There was a 21-gun salute and a fly past to mark the occasion, which was held to coincide with Africa Day commemorations.

Charwe Nyakasikana, who later became known as Mbuya Nehanda, was a spirit medium who mobilised the fight against colonialism before her capture and execution by Cecil John Rhodes’s British South African Company administration in 1898.

Her skull along with other leaders of the rebellion is thought to have been taken to Britain as war trophies.

President Mnangagwa said negotiations continue to have the skull returned along with those of the others.

He also said there was also a need to revisit monuments and sites to ensure that the history presented correctly.

The statue which is on a footbridge in central Harare depicts a chained Nehanda in one of the final photos taken before she was hanged.

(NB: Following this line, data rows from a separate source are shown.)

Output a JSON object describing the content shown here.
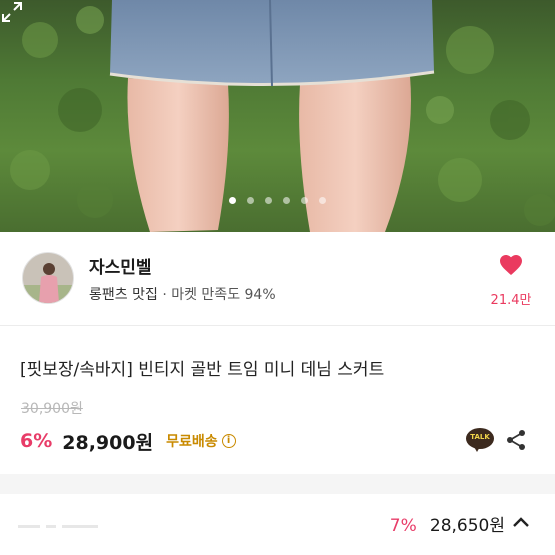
{
  "product_image": {
    "carousel_dots": 6,
    "active_dot": 0,
    "expand_icon": "expand-icon"
  },
  "seller": {
    "name": "자스민벨",
    "category": "롱팬츠 맛집",
    "separator": "·",
    "satisfaction": "마켓 만족도 94%",
    "like_count": "21.4만",
    "like_icon": "heart-icon",
    "heart_color": "#ea3a5f"
  },
  "product": {
    "title": "[핏보장/속바지] 빈티지 골반 트임 미니 데님 스커트",
    "original_price": "30,900원",
    "discount": "6%",
    "price": "28,900원",
    "shipping": "무료배송",
    "info_icon_glyph": "i",
    "kakao_label": "TALK",
    "share_icon": "share-icon"
  },
  "bottom_bar": {
    "discount": "7%",
    "price": "28,650원",
    "chevron_icon": "chevron-up-icon"
  },
  "colors": {
    "accent_pink": "#e83c68",
    "shipping_gold": "#c98a00",
    "kakao_brown": "#3c2a1e"
  }
}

Some have questioned the timing of the construction of the statue and the footbridge amidst criticisms that the government is trying to divert attention from its failings. Others say the honour was long overdue for a figure who heroism inspired the liberation war of the 1970s that ended colonialism.